Athens – well, what a city. A city that is old, dirty & incredibly busy… yet absolutely beautiful & maybe just a little bit magical. The city is ancient & a brilliant word to describe it would be sprawling. At first glance, it seems over populated, sidewalks need to be weeded & the buildings need a new coat of paint, but that’s just the rough exterior – once you start making your way around, you’ll find quint little café’s & picturesque churches hidden in the narrow streets.
Before going to Athens, I knew I definitely wanted to go to the Parthenon at the Acropolis. I guess so does everyone else who visits Athens. I made a huge mistake though & I did not do research about the opening hours. This, kids, is a massive error to make while traveling & something you would think I would know by now. I went down to the reception of the hotel & asked if I’d be able to get an Uber to collect me from that area. The receptionist politely informed me that the Acropolis was closed that day. I was a bit shocked & I thought how could something so popular be closed – as it turns out, it does close for a day just after Easter. I’m not sure if it closes on other days of the year, but when I was there, it was closed. If I had read up on it, I would have been better prepared & that is the travel lesson I learned in Athens.
Since we couldn’t get to the Parthenon, myself & a few friends decided to walk around the area just below the Acropolis for a while. The streets are ancient, very narrow & generally peaceful. Two of the girls in the group wanted to go into one of the little street-side shops, myself & my friend from Georgia waited for them outside. I really need to stress that the streets are narrow & it was so quiet.

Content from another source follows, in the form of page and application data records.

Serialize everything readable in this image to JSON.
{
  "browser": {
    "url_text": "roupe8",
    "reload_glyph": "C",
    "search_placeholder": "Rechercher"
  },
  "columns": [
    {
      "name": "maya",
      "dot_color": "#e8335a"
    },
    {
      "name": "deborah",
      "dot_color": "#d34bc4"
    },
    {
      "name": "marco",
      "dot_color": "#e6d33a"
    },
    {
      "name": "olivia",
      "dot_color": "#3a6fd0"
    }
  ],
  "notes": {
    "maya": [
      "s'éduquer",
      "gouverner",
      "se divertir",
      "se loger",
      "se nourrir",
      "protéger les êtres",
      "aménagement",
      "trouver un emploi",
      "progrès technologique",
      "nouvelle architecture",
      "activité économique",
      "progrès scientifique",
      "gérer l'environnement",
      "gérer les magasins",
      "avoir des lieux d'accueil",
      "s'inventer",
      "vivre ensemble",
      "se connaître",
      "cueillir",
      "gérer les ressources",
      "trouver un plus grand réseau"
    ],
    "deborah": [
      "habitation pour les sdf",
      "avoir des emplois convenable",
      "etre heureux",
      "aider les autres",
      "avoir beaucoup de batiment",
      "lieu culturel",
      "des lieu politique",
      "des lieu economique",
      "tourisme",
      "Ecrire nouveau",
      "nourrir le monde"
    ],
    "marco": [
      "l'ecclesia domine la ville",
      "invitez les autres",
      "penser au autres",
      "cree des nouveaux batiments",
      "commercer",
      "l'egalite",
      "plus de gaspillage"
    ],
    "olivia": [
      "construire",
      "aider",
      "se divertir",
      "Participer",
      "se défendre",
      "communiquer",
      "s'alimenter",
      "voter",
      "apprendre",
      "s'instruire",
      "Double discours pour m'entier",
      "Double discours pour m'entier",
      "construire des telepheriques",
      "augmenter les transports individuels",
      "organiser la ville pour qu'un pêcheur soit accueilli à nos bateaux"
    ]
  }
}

We were talking when out of no where a group of 80+ American young ladies, who I assume were on some sort of university tour, sort of filled the street we were in & made their way passed us. I think it goes without saying that they didn’t pass quietly. I was firstly shocked, then confused because it was so loud & chaotic & the whole situation just appeared around us without warning. I was already giggling at my surroundings when my Georgian friend looks at me & with extreme concern on her face she asks “What is this? The revolution?”
Keep traveling, keep safe.